Concave dial 13 includes annular edge wall 16 having an upper surface 14 and lower surface 15 projects inwardly from dial edges 19 forming pinhole 17 at the exact center. Drive post 41 of gear box 40 inserts into pinhole 17. Pinhole 17 has a diameter sized to permit drive post 41 being of an outer diameter to fit just within pinhole 17. Annular edge wall 16 having a diameter and circumference designed to fit just within annular inner wall 24 of outer wall 22 and set upon circular platform wall 27. Platform surface 27 can be angled slightly downward to conform to the curvature of concave dial 13. In this embodiment, there are three time indicating hands 20. Hour hand 10 and minute hand 11 each having an opening designed to fit around the outside diameter drive post 41 above the upper surface 14 of the concave dial 6. Second hand 12 includes a pin 29 that corresponds to the opening in the end of drive post 41 secures the hour hand 10 and minute hand 11 to gearbox 40. Hour hand 10, minute hand 11, and second hand 12 are all formed to align with the concave shape of concave dial 13 permitting the hands to rotate about drive post 41 without obstruction.

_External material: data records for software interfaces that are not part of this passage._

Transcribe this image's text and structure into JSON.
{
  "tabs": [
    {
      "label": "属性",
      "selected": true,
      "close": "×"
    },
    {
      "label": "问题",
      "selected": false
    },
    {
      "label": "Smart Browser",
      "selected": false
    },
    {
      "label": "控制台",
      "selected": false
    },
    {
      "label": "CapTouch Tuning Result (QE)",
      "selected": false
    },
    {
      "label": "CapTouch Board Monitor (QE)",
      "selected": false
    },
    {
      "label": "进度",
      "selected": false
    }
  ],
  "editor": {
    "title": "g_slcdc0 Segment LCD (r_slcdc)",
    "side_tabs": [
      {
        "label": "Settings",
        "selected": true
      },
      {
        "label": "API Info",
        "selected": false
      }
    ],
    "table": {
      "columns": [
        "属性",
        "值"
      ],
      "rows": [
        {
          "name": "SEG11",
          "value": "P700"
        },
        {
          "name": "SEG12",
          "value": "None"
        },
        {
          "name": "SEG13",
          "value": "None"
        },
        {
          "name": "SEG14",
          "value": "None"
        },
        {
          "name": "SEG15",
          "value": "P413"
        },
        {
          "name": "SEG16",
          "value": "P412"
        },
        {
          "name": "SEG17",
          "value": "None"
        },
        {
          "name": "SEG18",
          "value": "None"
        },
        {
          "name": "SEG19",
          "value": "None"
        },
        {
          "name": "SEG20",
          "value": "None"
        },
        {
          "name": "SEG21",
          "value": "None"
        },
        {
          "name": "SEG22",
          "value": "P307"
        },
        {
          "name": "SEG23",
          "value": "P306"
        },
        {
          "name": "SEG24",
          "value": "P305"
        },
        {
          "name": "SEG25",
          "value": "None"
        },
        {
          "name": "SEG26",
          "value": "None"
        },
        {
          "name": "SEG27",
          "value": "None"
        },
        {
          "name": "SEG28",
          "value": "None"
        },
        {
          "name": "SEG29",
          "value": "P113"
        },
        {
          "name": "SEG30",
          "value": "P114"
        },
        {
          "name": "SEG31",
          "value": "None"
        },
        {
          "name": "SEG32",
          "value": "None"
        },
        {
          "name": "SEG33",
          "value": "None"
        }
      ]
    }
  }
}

Indicia 18 are displayed, through any means well known throughout the art, upon the upper surface 14 to indicate the time. The curvature of the concave dial 13 allows the indicia 18 to be printed larger than a flat dial face due to the natural increase in the size of upper surface 14. The matching curvature to the hour hand 10, minute hand 11, and second hand 12 permits an extension of the length of the hands. The increased size of the hands and the indicia 18 allow the user a larger and therefore easier reading surface.
Concave lens 6 having an annular edge wall 9, an upper surface 7 and a lower surface 8 is formed to correlate to the curvature of concave dial 13. Annular edge wall 9 having a diameter allowing it to fit within annular outer wall 22 and upon circular rim wall 25. Circular rim wall 25 can have an angle corresponding with the curvature of concave lens 6 allowing the concave lens to properly nestle and be held in place. Bezel 2 includes circular lip wall 4 extending inwardly from the upper end of outer annular wall 3. Inner annular wall 5 extends downward from the inner end of circular lip wall 4. Outer annular wall 3 secures bezel 2 to annular outer wall 22 whereby securing the annular edge wall 9 of concave lens 6 between circular lip wall 4 and circular rim wall 25.
It is to be understood that the present invention is by no means limited to the particular constructions herein disclosed and shown in the drawings, but also comprises any modifications or equivalents within the scope of the claims.